* [DATA PROVIDED]
=== Begin Enclosure ===

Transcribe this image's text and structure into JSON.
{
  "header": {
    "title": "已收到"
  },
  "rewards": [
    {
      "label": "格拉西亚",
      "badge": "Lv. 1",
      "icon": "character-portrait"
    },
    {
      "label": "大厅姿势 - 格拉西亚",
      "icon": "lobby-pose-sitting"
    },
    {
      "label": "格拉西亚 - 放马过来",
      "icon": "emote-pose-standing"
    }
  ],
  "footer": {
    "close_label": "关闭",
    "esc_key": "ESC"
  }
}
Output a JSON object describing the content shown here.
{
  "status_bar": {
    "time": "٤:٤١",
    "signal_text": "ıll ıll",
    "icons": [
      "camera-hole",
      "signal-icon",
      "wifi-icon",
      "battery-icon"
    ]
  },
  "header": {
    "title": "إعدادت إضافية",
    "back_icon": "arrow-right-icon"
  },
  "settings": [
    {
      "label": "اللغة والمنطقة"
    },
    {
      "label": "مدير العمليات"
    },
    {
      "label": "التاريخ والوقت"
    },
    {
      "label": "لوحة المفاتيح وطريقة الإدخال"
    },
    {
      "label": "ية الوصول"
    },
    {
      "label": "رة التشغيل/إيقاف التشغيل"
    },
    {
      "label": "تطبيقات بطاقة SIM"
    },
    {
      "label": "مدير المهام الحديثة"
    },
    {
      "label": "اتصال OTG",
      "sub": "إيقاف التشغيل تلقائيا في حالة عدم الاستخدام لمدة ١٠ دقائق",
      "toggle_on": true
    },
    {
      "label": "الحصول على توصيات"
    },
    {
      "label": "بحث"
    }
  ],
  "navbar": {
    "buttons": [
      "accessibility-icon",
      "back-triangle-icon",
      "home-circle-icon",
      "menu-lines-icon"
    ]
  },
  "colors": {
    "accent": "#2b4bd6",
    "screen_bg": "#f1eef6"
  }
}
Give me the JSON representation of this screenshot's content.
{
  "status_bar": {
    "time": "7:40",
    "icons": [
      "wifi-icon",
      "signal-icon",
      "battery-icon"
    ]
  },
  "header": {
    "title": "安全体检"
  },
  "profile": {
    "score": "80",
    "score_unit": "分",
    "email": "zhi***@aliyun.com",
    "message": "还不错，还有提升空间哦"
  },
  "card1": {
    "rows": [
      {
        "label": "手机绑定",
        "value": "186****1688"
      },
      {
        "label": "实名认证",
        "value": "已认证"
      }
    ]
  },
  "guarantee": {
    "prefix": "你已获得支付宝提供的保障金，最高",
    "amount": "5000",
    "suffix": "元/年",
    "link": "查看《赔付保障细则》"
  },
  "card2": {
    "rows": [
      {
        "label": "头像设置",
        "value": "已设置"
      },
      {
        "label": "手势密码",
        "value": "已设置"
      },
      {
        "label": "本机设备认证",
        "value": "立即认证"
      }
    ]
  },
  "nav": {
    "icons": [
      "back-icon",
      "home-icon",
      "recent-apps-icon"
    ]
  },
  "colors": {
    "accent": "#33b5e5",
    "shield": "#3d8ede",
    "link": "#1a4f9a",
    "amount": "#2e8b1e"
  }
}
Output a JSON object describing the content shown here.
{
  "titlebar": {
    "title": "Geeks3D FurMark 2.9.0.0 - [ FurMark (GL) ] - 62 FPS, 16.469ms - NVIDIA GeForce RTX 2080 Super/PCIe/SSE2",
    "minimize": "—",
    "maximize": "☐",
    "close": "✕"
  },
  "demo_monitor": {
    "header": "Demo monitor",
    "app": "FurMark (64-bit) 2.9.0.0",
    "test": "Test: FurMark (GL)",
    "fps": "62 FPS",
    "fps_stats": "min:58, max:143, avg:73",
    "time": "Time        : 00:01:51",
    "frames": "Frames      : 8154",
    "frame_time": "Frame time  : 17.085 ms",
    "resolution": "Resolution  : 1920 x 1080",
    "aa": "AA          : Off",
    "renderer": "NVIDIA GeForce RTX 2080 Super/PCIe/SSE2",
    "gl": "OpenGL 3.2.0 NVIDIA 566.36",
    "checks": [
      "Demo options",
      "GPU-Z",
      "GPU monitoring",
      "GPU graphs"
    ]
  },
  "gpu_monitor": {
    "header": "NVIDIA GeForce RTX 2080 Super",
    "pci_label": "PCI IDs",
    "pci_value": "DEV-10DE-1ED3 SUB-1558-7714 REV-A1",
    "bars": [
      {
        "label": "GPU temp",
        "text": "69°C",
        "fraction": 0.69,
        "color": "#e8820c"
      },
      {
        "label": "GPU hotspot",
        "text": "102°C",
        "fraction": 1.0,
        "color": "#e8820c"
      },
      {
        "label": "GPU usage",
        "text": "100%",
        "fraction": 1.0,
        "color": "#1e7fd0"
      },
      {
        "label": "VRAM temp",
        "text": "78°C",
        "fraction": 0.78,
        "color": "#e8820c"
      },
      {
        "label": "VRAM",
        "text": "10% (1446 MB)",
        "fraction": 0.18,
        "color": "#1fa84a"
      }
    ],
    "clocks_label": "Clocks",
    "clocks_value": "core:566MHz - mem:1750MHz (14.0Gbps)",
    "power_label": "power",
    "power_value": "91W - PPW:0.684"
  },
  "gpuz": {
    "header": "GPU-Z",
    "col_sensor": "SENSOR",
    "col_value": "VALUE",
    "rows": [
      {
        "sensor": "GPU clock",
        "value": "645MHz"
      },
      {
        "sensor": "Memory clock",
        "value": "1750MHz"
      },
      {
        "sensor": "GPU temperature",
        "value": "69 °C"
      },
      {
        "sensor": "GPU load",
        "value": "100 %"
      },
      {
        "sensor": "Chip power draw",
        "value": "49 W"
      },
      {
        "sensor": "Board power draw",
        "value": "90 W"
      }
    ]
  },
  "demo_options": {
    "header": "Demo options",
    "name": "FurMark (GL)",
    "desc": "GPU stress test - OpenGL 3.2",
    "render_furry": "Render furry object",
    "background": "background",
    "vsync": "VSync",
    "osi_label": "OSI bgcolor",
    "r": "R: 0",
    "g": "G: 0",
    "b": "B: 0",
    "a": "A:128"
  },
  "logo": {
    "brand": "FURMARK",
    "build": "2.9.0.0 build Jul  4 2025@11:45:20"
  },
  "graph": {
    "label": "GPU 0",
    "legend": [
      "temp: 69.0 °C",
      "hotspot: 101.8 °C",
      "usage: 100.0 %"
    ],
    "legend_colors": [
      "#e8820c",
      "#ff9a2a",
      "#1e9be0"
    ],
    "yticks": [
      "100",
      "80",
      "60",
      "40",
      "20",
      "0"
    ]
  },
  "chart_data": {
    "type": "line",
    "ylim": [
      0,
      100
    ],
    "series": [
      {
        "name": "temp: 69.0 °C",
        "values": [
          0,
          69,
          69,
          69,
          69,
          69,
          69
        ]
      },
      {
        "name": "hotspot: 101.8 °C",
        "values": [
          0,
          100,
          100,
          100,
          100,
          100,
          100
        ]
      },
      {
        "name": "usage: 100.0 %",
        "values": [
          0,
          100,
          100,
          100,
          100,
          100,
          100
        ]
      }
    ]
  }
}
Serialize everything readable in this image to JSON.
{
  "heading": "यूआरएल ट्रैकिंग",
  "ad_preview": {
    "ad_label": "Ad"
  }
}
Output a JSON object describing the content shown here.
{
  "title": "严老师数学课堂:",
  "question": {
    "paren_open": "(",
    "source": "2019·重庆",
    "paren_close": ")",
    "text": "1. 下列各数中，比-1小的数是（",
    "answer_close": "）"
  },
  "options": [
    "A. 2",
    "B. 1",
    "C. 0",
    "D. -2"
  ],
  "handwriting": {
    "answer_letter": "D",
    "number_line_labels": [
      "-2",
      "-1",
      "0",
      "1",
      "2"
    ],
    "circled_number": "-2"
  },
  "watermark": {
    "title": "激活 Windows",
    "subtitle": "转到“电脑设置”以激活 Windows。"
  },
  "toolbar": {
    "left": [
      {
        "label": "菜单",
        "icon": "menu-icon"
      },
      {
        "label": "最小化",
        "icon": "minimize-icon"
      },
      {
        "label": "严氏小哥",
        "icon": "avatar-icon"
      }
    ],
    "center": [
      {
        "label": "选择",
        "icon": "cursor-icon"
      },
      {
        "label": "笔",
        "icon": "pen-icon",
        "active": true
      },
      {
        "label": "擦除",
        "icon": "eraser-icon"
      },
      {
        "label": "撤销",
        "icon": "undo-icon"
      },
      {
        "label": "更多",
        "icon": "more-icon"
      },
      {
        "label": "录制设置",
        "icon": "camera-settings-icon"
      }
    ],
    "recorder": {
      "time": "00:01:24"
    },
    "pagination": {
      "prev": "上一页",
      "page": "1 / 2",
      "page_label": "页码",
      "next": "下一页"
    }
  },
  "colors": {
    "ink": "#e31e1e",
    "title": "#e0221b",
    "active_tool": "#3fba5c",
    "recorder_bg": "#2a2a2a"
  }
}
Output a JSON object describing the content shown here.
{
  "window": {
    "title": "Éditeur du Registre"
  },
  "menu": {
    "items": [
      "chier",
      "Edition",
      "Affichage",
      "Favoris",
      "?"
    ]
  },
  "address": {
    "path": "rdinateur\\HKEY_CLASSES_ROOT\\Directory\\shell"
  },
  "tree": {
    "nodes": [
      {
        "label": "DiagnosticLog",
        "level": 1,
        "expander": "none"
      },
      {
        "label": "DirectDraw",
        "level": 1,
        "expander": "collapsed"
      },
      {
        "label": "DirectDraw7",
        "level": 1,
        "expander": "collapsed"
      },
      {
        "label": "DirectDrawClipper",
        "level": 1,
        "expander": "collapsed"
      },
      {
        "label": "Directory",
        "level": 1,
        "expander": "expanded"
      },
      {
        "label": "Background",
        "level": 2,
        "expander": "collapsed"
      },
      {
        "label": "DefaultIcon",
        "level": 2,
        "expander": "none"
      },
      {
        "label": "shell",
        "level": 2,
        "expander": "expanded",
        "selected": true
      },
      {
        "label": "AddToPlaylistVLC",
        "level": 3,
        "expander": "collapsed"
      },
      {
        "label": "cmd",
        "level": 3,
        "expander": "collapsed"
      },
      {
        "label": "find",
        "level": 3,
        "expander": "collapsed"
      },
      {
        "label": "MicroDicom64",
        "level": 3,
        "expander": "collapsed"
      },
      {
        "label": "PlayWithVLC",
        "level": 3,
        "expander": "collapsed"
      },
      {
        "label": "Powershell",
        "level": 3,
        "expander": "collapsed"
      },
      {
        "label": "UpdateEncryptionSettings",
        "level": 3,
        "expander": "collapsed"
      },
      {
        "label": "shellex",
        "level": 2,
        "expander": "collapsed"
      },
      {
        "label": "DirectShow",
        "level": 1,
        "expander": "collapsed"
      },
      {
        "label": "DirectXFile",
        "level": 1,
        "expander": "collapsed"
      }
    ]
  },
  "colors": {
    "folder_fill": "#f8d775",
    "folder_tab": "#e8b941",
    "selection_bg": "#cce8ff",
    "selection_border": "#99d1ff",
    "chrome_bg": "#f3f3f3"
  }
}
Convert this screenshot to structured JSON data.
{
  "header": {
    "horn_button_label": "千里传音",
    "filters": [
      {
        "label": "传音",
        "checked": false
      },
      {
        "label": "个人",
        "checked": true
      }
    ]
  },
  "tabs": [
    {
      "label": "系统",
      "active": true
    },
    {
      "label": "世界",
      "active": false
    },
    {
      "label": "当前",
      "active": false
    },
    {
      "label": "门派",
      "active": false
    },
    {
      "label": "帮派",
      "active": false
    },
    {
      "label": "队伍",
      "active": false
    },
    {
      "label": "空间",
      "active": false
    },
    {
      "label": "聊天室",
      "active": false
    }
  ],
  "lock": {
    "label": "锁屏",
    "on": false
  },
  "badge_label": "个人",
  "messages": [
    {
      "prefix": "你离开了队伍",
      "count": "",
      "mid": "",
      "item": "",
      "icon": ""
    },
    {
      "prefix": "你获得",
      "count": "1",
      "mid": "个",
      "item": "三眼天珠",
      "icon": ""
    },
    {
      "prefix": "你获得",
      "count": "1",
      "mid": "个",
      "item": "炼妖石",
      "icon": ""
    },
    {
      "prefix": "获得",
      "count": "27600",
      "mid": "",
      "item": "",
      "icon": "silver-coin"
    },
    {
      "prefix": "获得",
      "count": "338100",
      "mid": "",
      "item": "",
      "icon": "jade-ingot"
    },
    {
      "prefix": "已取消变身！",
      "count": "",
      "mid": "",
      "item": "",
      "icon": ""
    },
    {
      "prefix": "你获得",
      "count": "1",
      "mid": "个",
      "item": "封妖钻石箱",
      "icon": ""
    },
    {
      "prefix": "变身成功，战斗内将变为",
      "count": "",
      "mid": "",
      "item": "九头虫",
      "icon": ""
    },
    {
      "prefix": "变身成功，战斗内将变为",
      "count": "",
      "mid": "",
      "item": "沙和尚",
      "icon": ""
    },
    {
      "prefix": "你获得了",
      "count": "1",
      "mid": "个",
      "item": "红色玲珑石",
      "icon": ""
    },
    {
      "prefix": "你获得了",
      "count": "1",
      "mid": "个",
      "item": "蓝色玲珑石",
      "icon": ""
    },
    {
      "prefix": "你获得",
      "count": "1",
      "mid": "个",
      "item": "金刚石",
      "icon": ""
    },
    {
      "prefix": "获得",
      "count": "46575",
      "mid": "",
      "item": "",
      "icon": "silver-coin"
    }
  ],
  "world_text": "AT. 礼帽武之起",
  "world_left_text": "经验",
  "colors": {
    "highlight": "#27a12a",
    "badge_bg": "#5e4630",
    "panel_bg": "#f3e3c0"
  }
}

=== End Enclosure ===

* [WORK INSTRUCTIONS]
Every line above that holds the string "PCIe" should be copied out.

* [REPLY]
    "title": "Geeks3D FurMark 2.9.0.0 - [ FurMark (GL) ] - 62 FPS, 16.469ms - NVIDIA GeForce RTX 2080 Super/PCIe/SSE2",
    "renderer": "NVIDIA GeForce RTX 2080 Super/PCIe/SSE2",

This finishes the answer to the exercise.